Ten years ago, following the deaths of 18 American soldiers in a single battle in Somalia, it seemed U.S. forces could not disengage from Africa quickly enough - a policy decision that meant tragically there would be no U.S. intervention when genocide erupted in Rwanda. Now, though, the Pentagon appears firmly settled on a new course of involvement in Africa - a decision accelerated by the September 11, 2001 terrorist attacks on New York and Washington.

Ten years ago, writing for the Army War College's Strategic Studies Institute, then American ambassador to Somalia Daniel Simpson asked why the United States should concern itself with Africa.

"It is not easy," Ambassador Simpson wrote, "and it is sometimes dangerous as well as expensive to work there."

He went on to assert that in the wake of the deaths of American troops in Somalia in late 1993, it was clear the United States was no longer ready to expend American blood in pursuit of such policy objectives in Africa as democratization, conflict resolution and economic development.

There is still little desire on the part of defense officials to risk American lives in Africa, especially with U.S. forces strained by involvement in Afghanistan and Iraq.

But now senior military commanders are looking at Africa as a strategic part of the world - and not just because of its vast natural resources or exploding population.

General Charles Wald told VOA in a recent interview the threat of terrorism has effectively re-awakened the United States to the importance of the continent.

"It has always had a lot of resources. It has always had a lot of people. But strategically, it has [just] been there, if you will," he said. "It has changed a lot. The terrorism issue, the whole environment of the world is changing dramatically and the fact that unstable governments and large areas of potentially ungoverned or maybe not ungoverned, but not patrolled landscape are a breeding ground for terrorism, and in North Africa in particular that is a huge issue."

General Wald is the four-star Air Force officer who is deputy commander of the European Command, which oversees military activities in most of Africa. He is a prime driver of the Pentagon's new engagement on the continent, an engagement that includes an expanded training program as well as logistical support for African militaries and, crucially, intelligence-sharing at what appears to be a greater level than ever before.

That help has in recent months led to the disruption of terrorist activities in the Sahel region as well as in the Horn of Africa.

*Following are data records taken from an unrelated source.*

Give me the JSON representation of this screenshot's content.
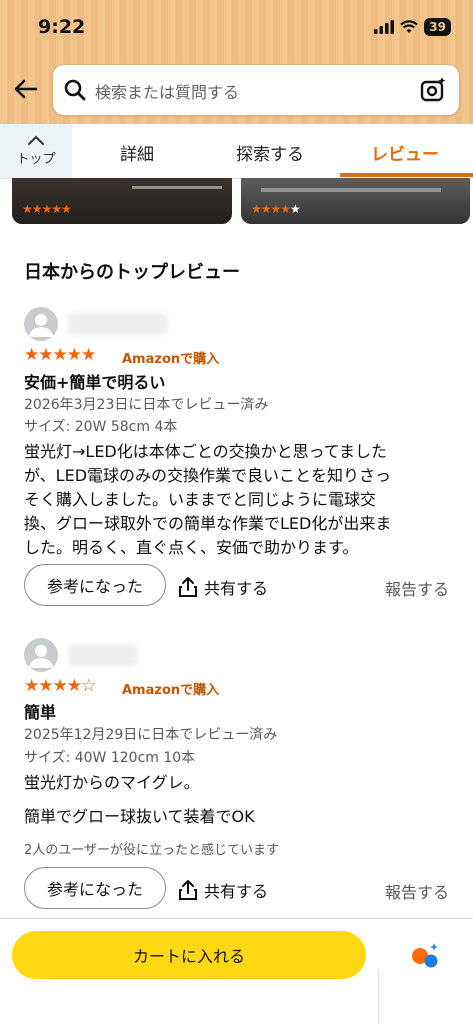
{
  "status": {
    "time": "9:22",
    "battery": "39"
  },
  "search": {
    "placeholder": "検索または質問する"
  },
  "tabs": {
    "top_label": "トップ",
    "items": [
      {
        "label": "詳細"
      },
      {
        "label": "探索する"
      },
      {
        "label": "レビュー"
      }
    ]
  },
  "section_title": "日本からのトップレビュー",
  "reviews": [
    {
      "rating": 5,
      "verified": "Amazonで購入",
      "title": "安価+簡単で明るい",
      "date": "2026年3月23日に日本でレビュー済み",
      "variant": "サイズ: 20W 58cm 4本",
      "body": [
        "蛍光灯→LED化は本体ごとの交換かと思ってました",
        "が、LED電球のみの交換作業で良いことを知りさっ",
        "そく購入しました。いままでと同じように電球交",
        "換、グロー球取外での簡単な作業でLED化が出来ま",
        "した。明るく、直ぐ点く、安価で助かります。"
      ],
      "helpful_label": "参考になった",
      "share_label": "共有する",
      "report_label": "報告する"
    },
    {
      "rating": 4,
      "verified": "Amazonで購入",
      "title": "簡単",
      "date": "2025年12月29日に日本でレビュー済み",
      "variant": "サイズ: 40W 120cm 10本",
      "body": [
        "蛍光灯からのマイグレ。",
        "簡単でグロー球抜いて装着でOK"
      ],
      "helpful_note": "2人のユーザーが役に立ったと感じています",
      "helpful_label": "参考になった",
      "share_label": "共有する",
      "report_label": "報告する"
    }
  ],
  "thumbnails": [
    {
      "rating": 5
    },
    {
      "rating": 4
    }
  ],
  "cart": {
    "label": "カートに入れる"
  },
  "colors": {
    "accent": "#e56a0a",
    "star": "#f1650f",
    "cart": "#ffd814",
    "header": "#f3c58d"
  }
}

Speaking this month at the American Enterprise Institute, a Washington policy studies organization, General Wald said the United States had learned a lesson from Afghanistan, not to let ungoverned areas fester as terrorist havens.

He told the audience of academics, businessmen and diplomats the U.S. government will not let another September 11th happen.

But when it comes to Africa, General Wald made clear that while there will be greater U.S. military engagement, the focus will be on helping Africans help themselves. He says there is still no great desire to commit large numbers of American troops on the continent.

"We can not afford to send troops to Africa, the United States can not, anymore than we have before. It is too big," he said. "We got too many things going on in the world and, by the way, NATO and the rest of world needs to help with this problem."

The only place in Africa where there are a significant number of American soldiers is Djibouti, headquarters for a special military task force combating terrorism in the Horn of Africa region. More than 1,000 U.S. military personnel have been based there for about a year-and-one-half.

But their focus has been on working with regional security forces, not on striking out after terrorists on their own.

Marine Corps Major General Major General John Sattler is the former commander of the Horn of Africa Task Force and now serves as Director of Operations for the military's Central Command, the command with overall responsibility for the Horn.

Speaking recently by telephone from Qatar to reporters at the Pentagon, General Sattler said letting local forces carry out operations is what he termed a "perfect solution" from the U.S. perspective.

"If we can work in concert with our coalition partners, share the intelligence, help them do the find and the fix of the terrorists, in this case, the transnational terrorists, and then they do the finish, that is the way it should be," he said.

Senior military officials say they have encountered little resentment on the part of African authorities who might question the new level of U.S. engagement by asking, "Where have you been all these years?"

Instead, they maintain there is appreciation for the latest assistance - coupled with a new appreciation on the U.S. side for the growing capability of some African militaries.

This evolving, cooperative approach to African security appears to stem from two recognitions.

On the one hand, there is a recognition on the American side that keeping the peace in Africa "is not just the responsibility of Africans," as a recent report on Africa by the U.S. National Intelligence Council put it.

At the same time, the U.S. side also wants its African partners to recognize, as the European Command's General Wald recently put it, that while the continent needs a lot of help, its problems are not going to be solved by the United States military alone.